April 29, 2017 will mark Donald Trump's 100th day in office. As a candidate, Mr. Trump laid out an ambitious plan on immigration for his first 100 days and provided greater detail in his immigration blueprint than on many other priorities for his administration. His promises included building a border wall paid for by Mexico, curtailing federal funding for sanctuary cities, deporting more criminal aliens, ending the Deferred Action for Childhood Arrivals program, "extreme vetting" for refugee admissions, and suspending immigration from terror-prone regions. This Migration Policy Institute discussion, with MPI's Doris Meissner and Muzaffar Chishti, former ICE Director Julie Myers Wood, and former DHS Assistant Seceretary for Policy and Planning C. Stewart Verdery, examines the administration's track record on immigration in its first months, the policies articulated in its executive orders, legal challenges, reactions by publics and policymakers, and what the long-term effects of these policies might mean.
Public anxiety about immigration and the fast pace of social change has reached a boiling point in many parts of Europe, contributing (in part) to the ascent of populist far-right parties. The strong showing of Geert Wilders' right-wing, anti-Islam Party for Freedom (PVV) in the March 2017 Dutch elections, along with the increasing strength of Marine Le Pen’s National Front ahead of the first round of the French presidential elections on April 23rd, have raised questions about why so many are casting their votes in favor of radical change.
While these votes represent citizen discontent with many aspects of globalization, it is immigration, concerns about the loss of cultural identity, and the fear that the nation-state has been losing ground almost irreversibly to supranational institutions that may be at the heart of the popular reaction. This discussion focuses on what we can learn from Brexit and the Dutch elections, along with the election of Donald Trump in the United States, and what these results portend (if anything) for the next round of contests in France, Germany, and elsewhere.

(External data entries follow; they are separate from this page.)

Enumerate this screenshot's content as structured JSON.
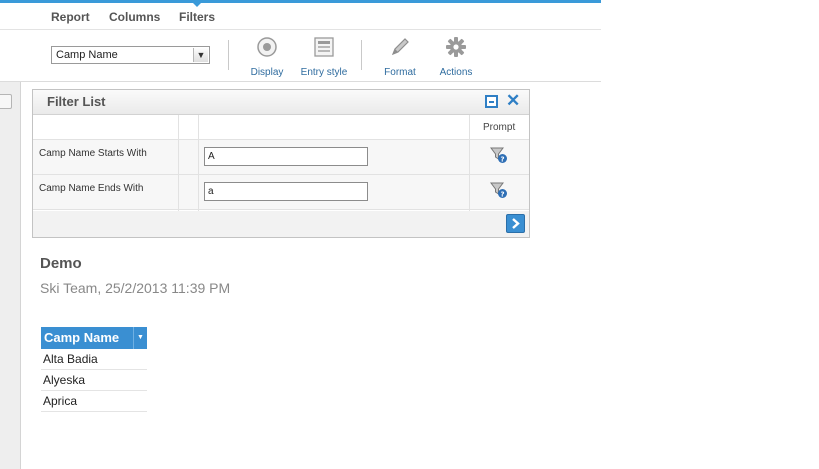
{
  "menu": {
    "items": [
      "Report",
      "Columns",
      "Filters"
    ]
  },
  "toolbar": {
    "column_select_value": "Camp Name",
    "buttons": {
      "display": "Display",
      "entry_style": "Entry style",
      "format": "Format",
      "actions": "Actions"
    }
  },
  "filter_panel": {
    "title": "Filter List",
    "prompt_header": "Prompt",
    "rows": [
      {
        "label": "Camp Name Starts With",
        "value": "A"
      },
      {
        "label": "Camp Name Ends With",
        "value": "a"
      }
    ]
  },
  "report": {
    "title": "Demo",
    "subtitle": "Ski Team, 25/2/2013 11:39 PM",
    "table": {
      "column": "Camp Name",
      "rows": [
        "Alta Badia",
        "Alyeska",
        "Aprica"
      ]
    }
  },
  "colors": {
    "accent": "#3a8fd2",
    "topbar": "#3a9ad9",
    "link": "#2f6c9f"
  },
  "icons": [
    "eye-icon",
    "entry-style-icon",
    "pencil-icon",
    "gear-icon",
    "minimize-icon",
    "close-icon",
    "prompt-filter-icon",
    "arrow-right-icon",
    "dropdown-arrow-icon"
  ]
}
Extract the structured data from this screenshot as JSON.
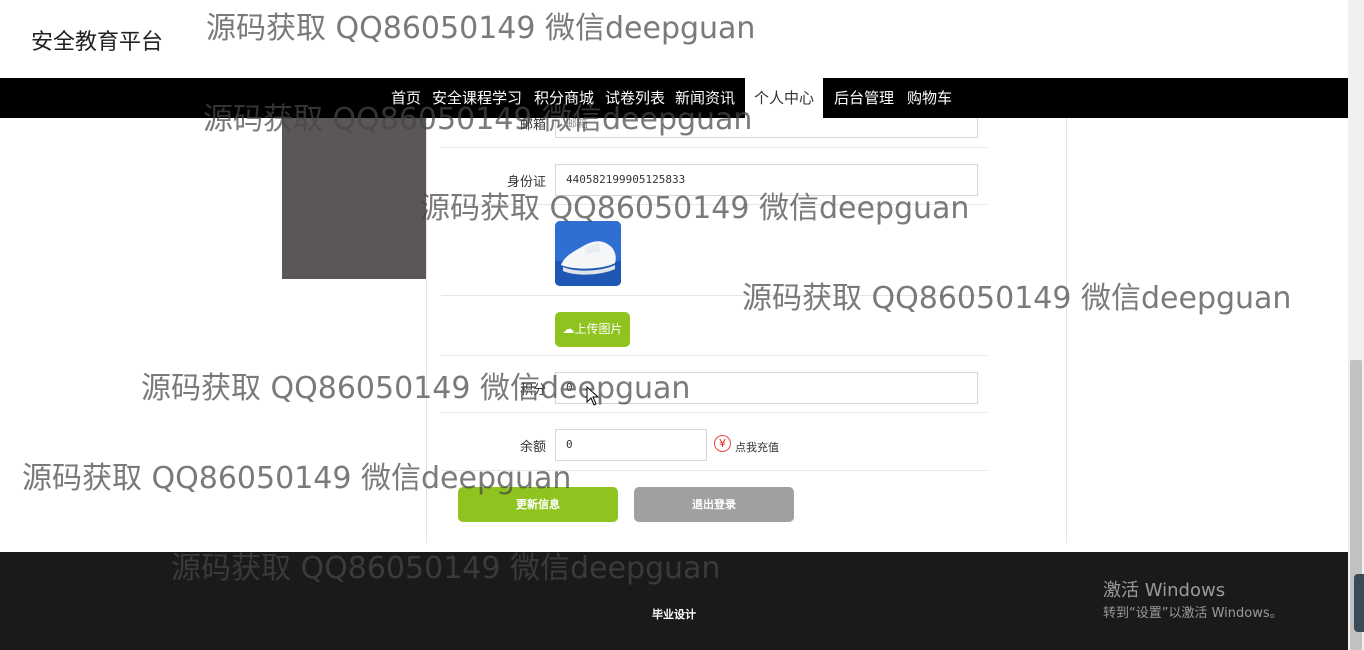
{
  "header": {
    "site_title": "安全教育平台"
  },
  "nav": {
    "items": [
      {
        "label": "首页"
      },
      {
        "label": "安全课程学习"
      },
      {
        "label": "积分商城"
      },
      {
        "label": "试卷列表"
      },
      {
        "label": "新闻资讯"
      },
      {
        "label": "个人中心",
        "active": true
      },
      {
        "label": "后台管理"
      },
      {
        "label": "购物车"
      }
    ]
  },
  "form": {
    "email": {
      "label": "邮箱",
      "value": "邮箱"
    },
    "id_card": {
      "label": "身份证",
      "value": "440582199905125833"
    },
    "photo": {
      "icon": "sneaker-photo"
    },
    "upload_label": "上传图片",
    "points": {
      "label": "积分",
      "value": "0"
    },
    "balance": {
      "label": "余额",
      "value": "0"
    },
    "recharge_icon": "¥",
    "recharge_label": "点我充值",
    "update_button": "更新信息",
    "logout_button": "退出登录"
  },
  "footer": {
    "text": "毕业设计"
  },
  "watermark": "源码获取 QQ86050149 微信deepguan",
  "os": {
    "activation_title": "激活 Windows",
    "activation_sub": "转到“设置”以激活 Windows。"
  },
  "colors": {
    "accent": "#8fc31f",
    "nav_bg": "#000000",
    "footer_bg": "#1a1a1a",
    "logout": "#a0a0a0"
  }
}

Will this trend continue? Will national and subnational politicians in countries such as France, Germany, Italy, Sweden, Austria, and Belgium, along with the leaders of the European institutions, learn the right or wrong lessons from these upheavals? And if the power shift continues, what impact will it have on migration policy at European Union and national levels? Finally, how will governments manage broader public concerns about rapid social change, economic opportunity, and security in ways that can reduce public anxiety about immigration and the pace of change it has brought while also regaining, slowly, the trust the public has clearly lost?
In this discussion, experts explore the implications of recent and upcoming elections for the future of migration policy.